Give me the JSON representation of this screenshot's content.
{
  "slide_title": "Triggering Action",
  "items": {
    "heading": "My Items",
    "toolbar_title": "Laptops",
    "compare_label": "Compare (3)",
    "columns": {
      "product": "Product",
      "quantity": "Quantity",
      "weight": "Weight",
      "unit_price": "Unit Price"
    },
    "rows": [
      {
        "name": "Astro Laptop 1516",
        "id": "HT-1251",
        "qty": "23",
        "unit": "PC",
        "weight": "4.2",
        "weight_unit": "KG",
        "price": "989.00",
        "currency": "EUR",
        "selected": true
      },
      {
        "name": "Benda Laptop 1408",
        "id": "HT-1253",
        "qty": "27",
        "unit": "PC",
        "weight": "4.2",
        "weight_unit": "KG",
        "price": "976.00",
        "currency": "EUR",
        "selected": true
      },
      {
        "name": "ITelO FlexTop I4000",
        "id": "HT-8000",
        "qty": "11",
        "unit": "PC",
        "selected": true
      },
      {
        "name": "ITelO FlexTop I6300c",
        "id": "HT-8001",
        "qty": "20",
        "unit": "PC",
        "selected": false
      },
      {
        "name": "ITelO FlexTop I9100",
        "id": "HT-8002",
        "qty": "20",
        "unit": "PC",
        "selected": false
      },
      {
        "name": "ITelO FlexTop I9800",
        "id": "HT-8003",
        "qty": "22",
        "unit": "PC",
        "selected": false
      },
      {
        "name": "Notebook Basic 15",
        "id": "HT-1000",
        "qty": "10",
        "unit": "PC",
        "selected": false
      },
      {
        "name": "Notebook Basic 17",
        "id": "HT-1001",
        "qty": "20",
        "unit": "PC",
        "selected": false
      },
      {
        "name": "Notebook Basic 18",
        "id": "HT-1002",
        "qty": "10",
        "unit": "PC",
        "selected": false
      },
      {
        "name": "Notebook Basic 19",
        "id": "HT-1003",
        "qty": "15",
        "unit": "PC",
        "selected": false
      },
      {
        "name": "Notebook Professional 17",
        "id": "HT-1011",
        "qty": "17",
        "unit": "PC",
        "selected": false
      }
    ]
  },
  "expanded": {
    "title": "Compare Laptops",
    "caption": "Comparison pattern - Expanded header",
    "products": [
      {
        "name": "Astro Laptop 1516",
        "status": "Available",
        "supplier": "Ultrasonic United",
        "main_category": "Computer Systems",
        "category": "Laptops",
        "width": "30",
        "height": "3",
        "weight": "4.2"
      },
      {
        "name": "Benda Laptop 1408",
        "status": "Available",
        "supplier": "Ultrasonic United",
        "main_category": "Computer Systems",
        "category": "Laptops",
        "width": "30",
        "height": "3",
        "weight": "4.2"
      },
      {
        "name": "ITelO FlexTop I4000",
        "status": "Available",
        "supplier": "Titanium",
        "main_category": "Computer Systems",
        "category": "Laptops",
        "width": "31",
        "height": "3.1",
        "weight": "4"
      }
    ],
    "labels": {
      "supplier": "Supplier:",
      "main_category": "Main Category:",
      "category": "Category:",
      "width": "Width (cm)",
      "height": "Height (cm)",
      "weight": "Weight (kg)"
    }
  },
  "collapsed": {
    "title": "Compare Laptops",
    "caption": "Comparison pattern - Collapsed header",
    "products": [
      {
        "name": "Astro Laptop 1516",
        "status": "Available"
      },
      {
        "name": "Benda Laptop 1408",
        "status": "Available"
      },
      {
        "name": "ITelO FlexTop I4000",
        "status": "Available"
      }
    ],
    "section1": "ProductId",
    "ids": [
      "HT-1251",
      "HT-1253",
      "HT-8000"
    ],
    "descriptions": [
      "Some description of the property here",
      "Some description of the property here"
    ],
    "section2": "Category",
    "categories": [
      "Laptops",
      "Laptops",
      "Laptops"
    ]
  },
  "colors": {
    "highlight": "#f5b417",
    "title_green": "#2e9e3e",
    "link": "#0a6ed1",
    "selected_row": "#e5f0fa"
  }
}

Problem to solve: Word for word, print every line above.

Expected output:
Give me the JSON representation of this screenshot's content.
{
  "slide_title": "Triggering Action",
  "items": {
    "heading": "My Items",
    "toolbar_title": "Laptops",
    "compare_label": "Compare (3)",
    "columns": {
      "product": "Product",
      "quantity": "Quantity",
      "weight": "Weight",
      "unit_price": "Unit Price"
    },
    "rows": [
      {
        "name": "Astro Laptop 1516",
        "id": "HT-1251",
        "qty": "23",
        "unit": "PC",
        "weight": "4.2",
        "weight_unit": "KG",
        "price": "989.00",
        "currency": "EUR",
        "selected": true
      },
      {
        "name": "Benda Laptop 1408",
        "id": "HT-1253",
        "qty": "27",
        "unit": "PC",
        "weight": "4.2",
        "weight_unit": "KG",
        "price": "976.00",
        "currency": "EUR",
        "selected": true
      },
      {
        "name": "ITelO FlexTop I4000",
        "id": "HT-8000",
        "qty": "11",
        "unit": "PC",
        "selected": true
      },
      {
        "name": "ITelO FlexTop I6300c",
        "id": "HT-8001",
        "qty": "20",
        "unit": "PC",
        "selected": false
      },
      {
        "name": "ITelO FlexTop I9100",
        "id": "HT-8002",
        "qty": "20",
        "unit": "PC",
        "selected": false
      },
      {
        "name": "ITelO FlexTop I9800",
        "id": "HT-8003",
        "qty": "22",
        "unit": "PC",
        "selected": false
      },
      {
        "name": "Notebook Basic 15",
        "id": "HT-1000",
        "qty": "10",
        "unit": "PC",
        "selected": false
      },
      {
        "name": "Notebook Basic 17",
        "id": "HT-1001",
        "qty": "20",
        "unit": "PC",
        "selected": false
      },
      {
        "name": "Notebook Basic 18",
        "id": "HT-1002",
        "qty": "10",
        "unit": "PC",
        "selected": false
      },
      {
        "name": "Notebook Basic 19",
        "id": "HT-1003",
        "qty": "15",
        "unit": "PC",
        "selected": false
      },
      {
        "name": "Notebook Professional 17",
        "id": "HT-1011",
        "qty": "17",
        "unit": "PC",
        "selected": false
      }
    ]
  },
  "expanded": {
    "title": "Compare Laptops",
    "caption": "Comparison pattern - Expanded header",
    "products": [
      {
        "name": "Astro Laptop 1516",
        "status": "Available",
        "supplier": "Ultrasonic United",
        "main_category": "Computer Systems",
        "category": "Laptops",
        "width": "30",
        "height": "3",
        "weight": "4.2"
      },
      {
        "name": "Benda Laptop 1408",
        "status": "Available",
        "supplier": "Ultrasonic United",
        "main_category": "Computer Systems",
        "category": "Laptops",
        "width": "30",
        "height": "3",
        "weight": "4.2"
      },
      {
        "name": "ITelO FlexTop I4000",
        "status": "Available",
        "supplier": "Titanium",
        "main_category": "Computer Systems",
        "category": "Laptops",
        "width": "31",
        "height": "3.1",
        "weight": "4"
      }
    ],
    "labels": {
      "supplier": "Supplier:",
      "main_category": "Main Category:",
      "category": "Category:",
      "width": "Width (cm)",
      "height": "Height (cm)",
      "weight": "Weight (kg)"
    }
  },
  "collapsed": {
    "title": "Compare Laptops",
    "caption": "Comparison pattern - Collapsed header",
    "products": [
      {
        "name": "Astro Laptop 1516",
        "status": "Available"
      },
      {
        "name": "Benda Laptop 1408",
        "status": "Available"
      },
      {
        "name": "ITelO FlexTop I4000",
        "status": "Available"
      }
    ],
    "section1": "ProductId",
    "ids": [
      "HT-1251",
      "HT-1253",
      "HT-8000"
    ],
    "descriptions": [
      "Some description of the property here",
      "Some description of the property here"
    ],
    "section2": "Category",
    "categories": [
      "Laptops",
      "Laptops",
      "Laptops"
    ]
  },
  "colors": {
    "highlight": "#f5b417",
    "title_green": "#2e9e3e",
    "link": "#0a6ed1",
    "selected_row": "#e5f0fa"
  }
}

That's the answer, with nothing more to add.